(Dataset records)

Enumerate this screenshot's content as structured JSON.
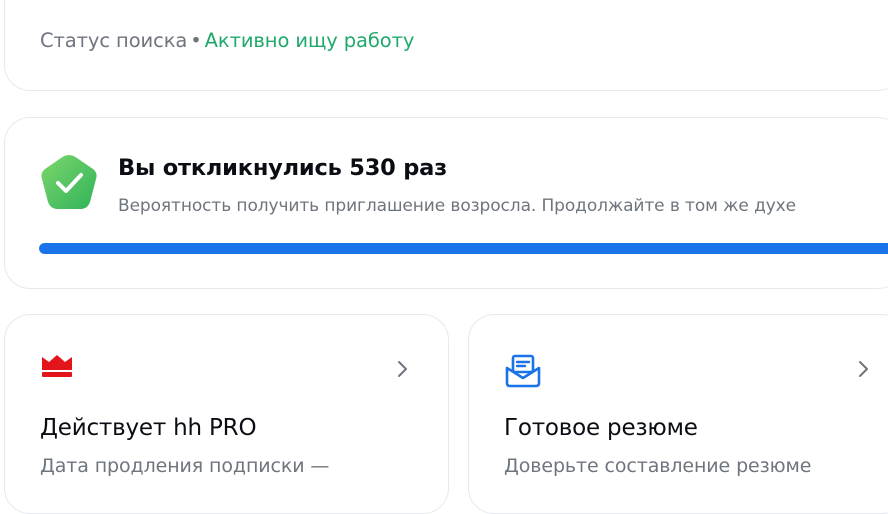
{
  "status": {
    "label": "Статус поиска",
    "separator": "•",
    "value": "Активно ищу работу",
    "value_color": "#1faa6b"
  },
  "responses": {
    "icon": "check-shield-icon",
    "title": "Вы откликнулись 530 раз",
    "subtitle": "Вероятность получить приглашение возросла. Продолжайте в том же духе",
    "progress_percent": 100,
    "progress_color": "#1a73e8"
  },
  "cards": [
    {
      "icon": "crown-icon",
      "icon_color": "#e3151a",
      "title": "Действует hh PRO",
      "subtitle": "Дата продления подписки —"
    },
    {
      "icon": "mail-envelope-icon",
      "icon_color": "#1a73e8",
      "title": "Готовое резюме",
      "subtitle": "Доверьте составление резюме"
    }
  ]
}
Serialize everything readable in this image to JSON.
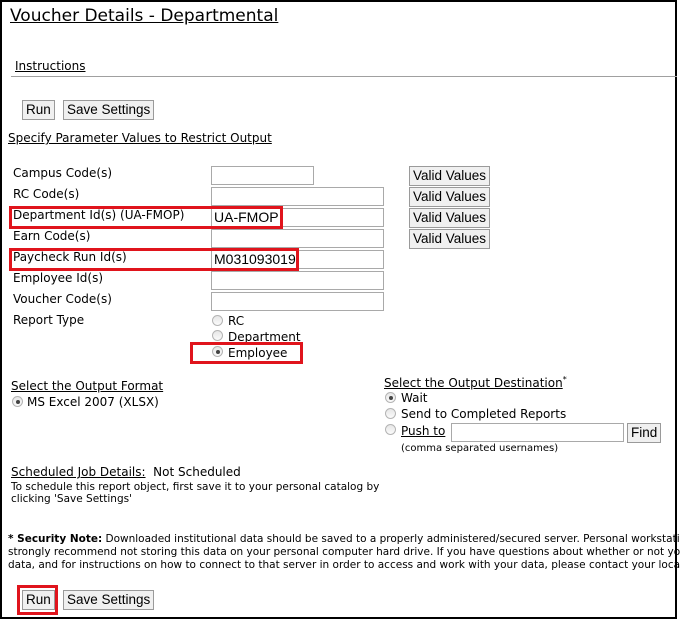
{
  "page": {
    "title": "Voucher Details - Departmental",
    "instructions_link": "Instructions"
  },
  "toolbar_top": {
    "run_label": "Run",
    "save_label": "Save Settings"
  },
  "parameters": {
    "heading": "Specify Parameter Values to Restrict Output",
    "valid_values_label": "Valid Values",
    "fields": [
      {
        "label": "Campus Code(s)",
        "value": ""
      },
      {
        "label": "RC Code(s)",
        "value": ""
      },
      {
        "label": "Department Id(s) (UA-FMOP)",
        "value": "UA-FMOP"
      },
      {
        "label": "Earn Code(s)",
        "value": ""
      },
      {
        "label": "Paycheck Run Id(s)",
        "value": "M031093019"
      },
      {
        "label": "Employee Id(s)",
        "value": ""
      },
      {
        "label": "Voucher Code(s)",
        "value": ""
      }
    ],
    "report_type": {
      "label": "Report Type",
      "options": [
        "RC",
        "Department",
        "Employee"
      ],
      "selected": "Employee"
    }
  },
  "output_format": {
    "heading": "Select the Output Format",
    "options": [
      "MS Excel 2007 (XLSX)"
    ],
    "selected": "MS Excel 2007 (XLSX)"
  },
  "output_destination": {
    "heading": "Select the Output Destination",
    "asterisk": "*",
    "options": [
      "Wait",
      "Send to Completed Reports"
    ],
    "push_to_label": "Push to",
    "push_to_value": "",
    "find_label": "Find",
    "hint": "(comma separated usernames)",
    "selected": "Wait"
  },
  "schedule": {
    "heading": "Scheduled Job Details:",
    "status": "Not Scheduled",
    "info_line1": "To schedule this report object, first save it to your personal catalog by",
    "info_line2": "clicking 'Save Settings'"
  },
  "security_note": {
    "label": "* Security Note:",
    "line1": " Downloaded institutional data should be saved to a properly administered/secured server. Personal workstations may not be",
    "line2": "strongly recommend not storing this data on your personal computer hard drive. If you have questions about whether or not your department",
    "line3": "data, and for instructions on how to connect to that server in order to access and work with your data, please contact your local computer support"
  },
  "toolbar_bottom": {
    "run_label": "Run",
    "save_label": "Save Settings"
  },
  "colors": {
    "highlight": "#e0141c"
  }
}
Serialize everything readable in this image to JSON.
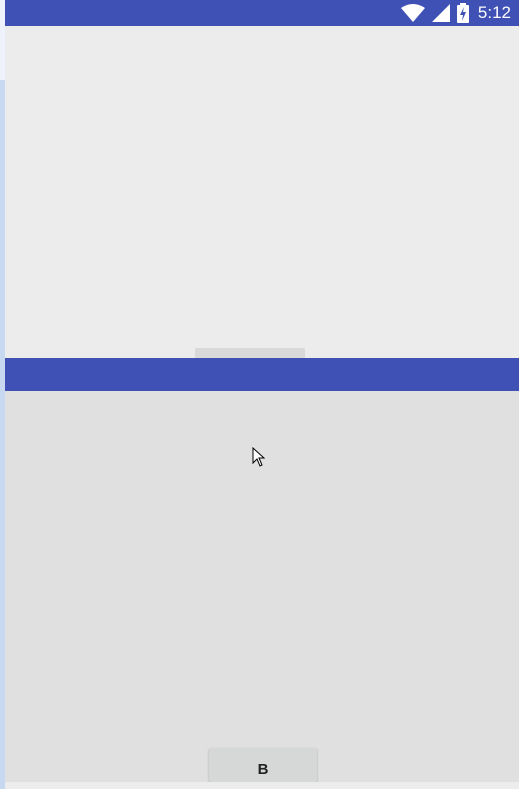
{
  "status_bar": {
    "time": "5:12",
    "icons": [
      "wifi-icon",
      "cell-signal-icon",
      "battery-charging-icon"
    ],
    "color": "#3f51b5"
  },
  "bottom_pane": {
    "button_label": "B"
  },
  "colors": {
    "accent": "#3f51b5",
    "top_pane_bg": "#ececec",
    "bottom_pane_bg": "#e0e0e0"
  }
}
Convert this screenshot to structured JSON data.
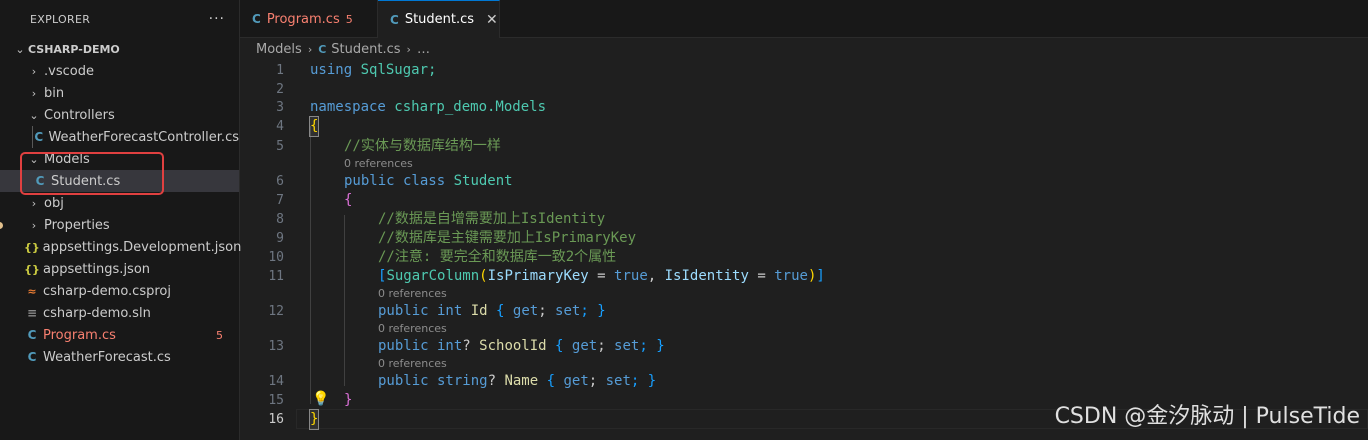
{
  "sidebar": {
    "title": "EXPLORER",
    "more": "···",
    "project": "CSHARP-DEMO",
    "items": [
      {
        "label": ".vscode",
        "chevron": "›"
      },
      {
        "label": "bin",
        "chevron": "›"
      },
      {
        "label": "Controllers",
        "chevron": "⌄"
      },
      {
        "label": "WeatherForecastController.cs",
        "icon": "C"
      },
      {
        "label": "Models",
        "chevron": "⌄"
      },
      {
        "label": "Student.cs",
        "icon": "C"
      },
      {
        "label": "obj",
        "chevron": "›"
      },
      {
        "label": "Properties",
        "chevron": "›"
      },
      {
        "label": "appsettings.Development.json",
        "icon": "{}"
      },
      {
        "label": "appsettings.json",
        "icon": "{}"
      },
      {
        "label": "csharp-demo.csproj",
        "icon": "≈"
      },
      {
        "label": "csharp-demo.sln",
        "icon": "≡"
      },
      {
        "label": "Program.cs",
        "icon": "C",
        "badge": "5"
      },
      {
        "label": "WeatherForecast.cs",
        "icon": "C"
      }
    ]
  },
  "tabs": [
    {
      "label": "Program.cs",
      "count": "5"
    },
    {
      "label": "Student.cs",
      "close": "✕"
    }
  ],
  "breadcrumb": {
    "folder": "Models",
    "file": "Student.cs",
    "more": "…",
    "sep": "›"
  },
  "editor": {
    "line_numbers": [
      "1",
      "2",
      "3",
      "4",
      "5",
      "6",
      "7",
      "8",
      "9",
      "10",
      "11",
      "12",
      "13",
      "14",
      "15",
      "16"
    ],
    "codelens": "0 references",
    "code": {
      "l1": [
        "using",
        " SqlSugar;"
      ],
      "l3": [
        "namespace",
        " csharp_demo.Models"
      ],
      "l4": "{",
      "l5": "//实体与数据库结构一样",
      "l6": [
        "public",
        " class",
        " Student"
      ],
      "l7": "{",
      "l8": "//数据是自增需要加上IsIdentity",
      "l9": "//数据库是主键需要加上IsPrimaryKey",
      "l10": "//注意: 要完全和数据库一致2个属性",
      "l11": [
        "[",
        "SugarColumn",
        "(",
        "IsPrimaryKey",
        " = ",
        "true",
        ", ",
        "IsIdentity",
        " = ",
        "true",
        ")",
        "]"
      ],
      "l12": [
        "public",
        " int",
        " Id",
        " { ",
        "get",
        "; ",
        "set",
        "; }"
      ],
      "l13": [
        "public",
        " int",
        "? ",
        "SchoolId",
        " { ",
        "get",
        "; ",
        "set",
        "; }"
      ],
      "l14": [
        "public",
        " string",
        "? ",
        "Name",
        " { ",
        "get",
        "; ",
        "set",
        "; }"
      ],
      "l15": "}",
      "l16": "}"
    }
  },
  "watermark": "CSDN @金汐脉动 | PulseTide"
}
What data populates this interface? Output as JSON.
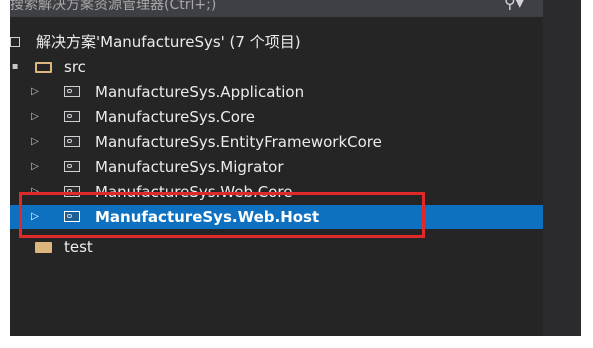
{
  "search": {
    "placeholder": "搜索解决方案资源管理器(Ctrl+;)"
  },
  "tree": {
    "solution_label": "解决方案'ManufactureSys' (7 个项目)",
    "folders": {
      "src": "src",
      "test": "test"
    },
    "projects": [
      {
        "label": "ManufactureSys.Application",
        "selected": false
      },
      {
        "label": "ManufactureSys.Core",
        "selected": false
      },
      {
        "label": "ManufactureSys.EntityFrameworkCore",
        "selected": false
      },
      {
        "label": "ManufactureSys.Migrator",
        "selected": false
      },
      {
        "label": "ManufactureSys.Web.Core",
        "selected": false
      },
      {
        "label": "ManufactureSys.Web.Host",
        "selected": true
      }
    ]
  },
  "icons": {
    "search": "search-icon",
    "expand": "expand-arrow-icon",
    "project": "csharp-project-icon",
    "folder": "folder-icon",
    "solution": "solution-icon"
  },
  "colors": {
    "background": "#252526",
    "selection": "#0e70c0",
    "highlight_box": "#e02a2a",
    "folder": "#dcb67a"
  }
}
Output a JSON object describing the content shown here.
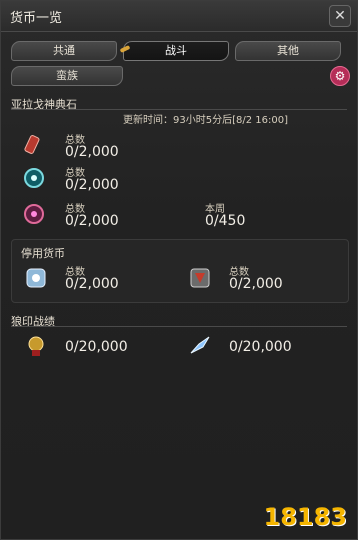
{
  "window": {
    "title": "货币一览",
    "close_icon": "close-icon"
  },
  "tabs": {
    "row1": [
      {
        "label": "共通",
        "active": false
      },
      {
        "label": "战斗",
        "active": true
      },
      {
        "label": "其他",
        "active": false
      }
    ],
    "row2": [
      {
        "label": "蛮族"
      }
    ],
    "settings_icon": "gear-icon",
    "accent": "#d9a43a"
  },
  "allagan": {
    "title": "亚拉戈神典石",
    "update_text": "更新时间：93小时5分后[8/2 16:00]",
    "items": [
      {
        "label": "总数",
        "value": "0/2,000",
        "icon": "red-tome-icon"
      },
      {
        "label": "总数",
        "value": "0/2,000",
        "icon": "teal-disc-icon"
      },
      {
        "label": "总数",
        "value": "0/2,000",
        "icon": "purple-disc-icon",
        "weekly_label": "本周",
        "weekly_value": "0/450"
      }
    ]
  },
  "discontinued": {
    "title": "停用货币",
    "items": [
      {
        "label": "总数",
        "value": "0/2,000",
        "icon": "blue-tile-icon"
      },
      {
        "label": "总数",
        "value": "0/2,000",
        "icon": "red-emblem-icon"
      }
    ]
  },
  "wolf": {
    "title": "狼印战绩",
    "items": [
      {
        "value": "0/20,000",
        "icon": "wolf-mark-medal-icon"
      },
      {
        "value": "0/20,000",
        "icon": "crystal-shard-icon"
      }
    ]
  },
  "watermark": {
    "text": "18183"
  }
}
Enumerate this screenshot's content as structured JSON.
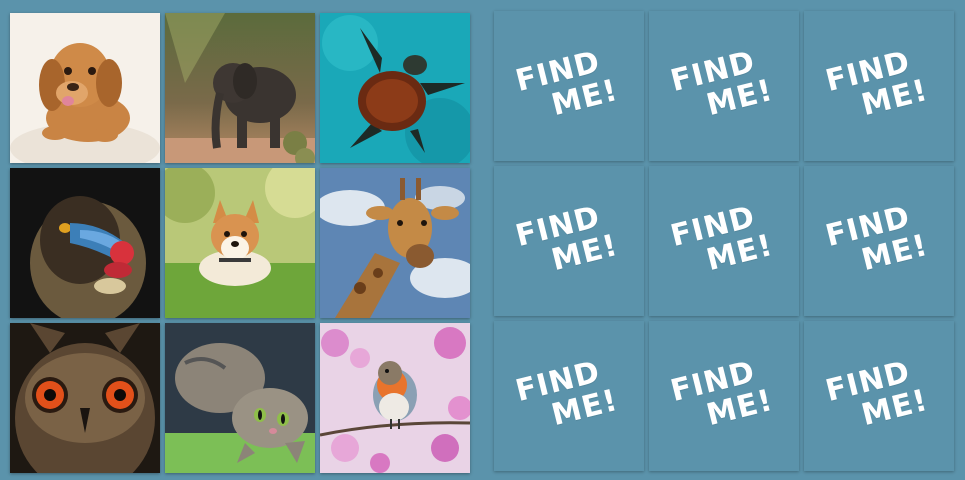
{
  "board": {
    "revealed_tiles": [
      {
        "animal": "puppy"
      },
      {
        "animal": "elephant"
      },
      {
        "animal": "sea-turtle"
      },
      {
        "animal": "mandrill"
      },
      {
        "animal": "corgi"
      },
      {
        "animal": "giraffe"
      },
      {
        "animal": "owl"
      },
      {
        "animal": "cat"
      },
      {
        "animal": "robin"
      }
    ],
    "hidden_cards": [
      {
        "line1": "FIND",
        "line2": "ME!"
      },
      {
        "line1": "FIND",
        "line2": "ME!"
      },
      {
        "line1": "FIND",
        "line2": "ME!"
      },
      {
        "line1": "FIND",
        "line2": "ME!"
      },
      {
        "line1": "FIND",
        "line2": "ME!"
      },
      {
        "line1": "FIND",
        "line2": "ME!"
      },
      {
        "line1": "FIND",
        "line2": "ME!"
      },
      {
        "line1": "FIND",
        "line2": "ME!"
      },
      {
        "line1": "FIND",
        "line2": "ME!"
      }
    ]
  },
  "colors": {
    "background": "#5b93ab",
    "card_text": "#ffffff"
  }
}
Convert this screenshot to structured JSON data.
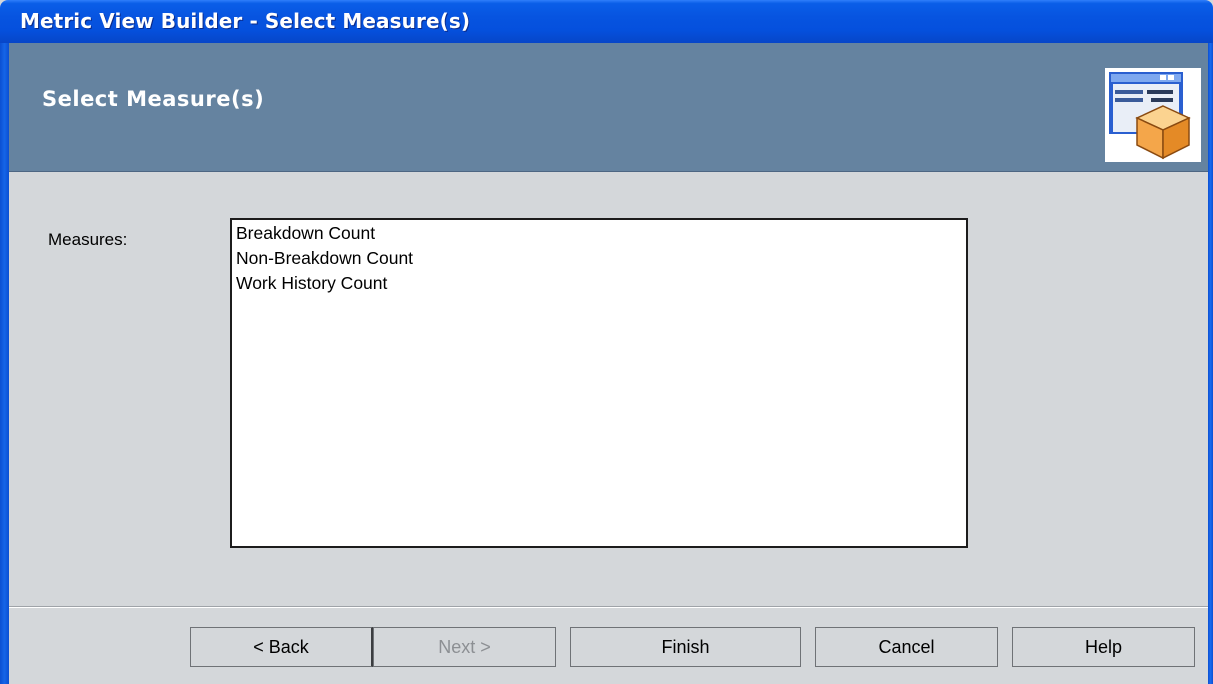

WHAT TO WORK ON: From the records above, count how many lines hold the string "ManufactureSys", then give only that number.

REPLY: 7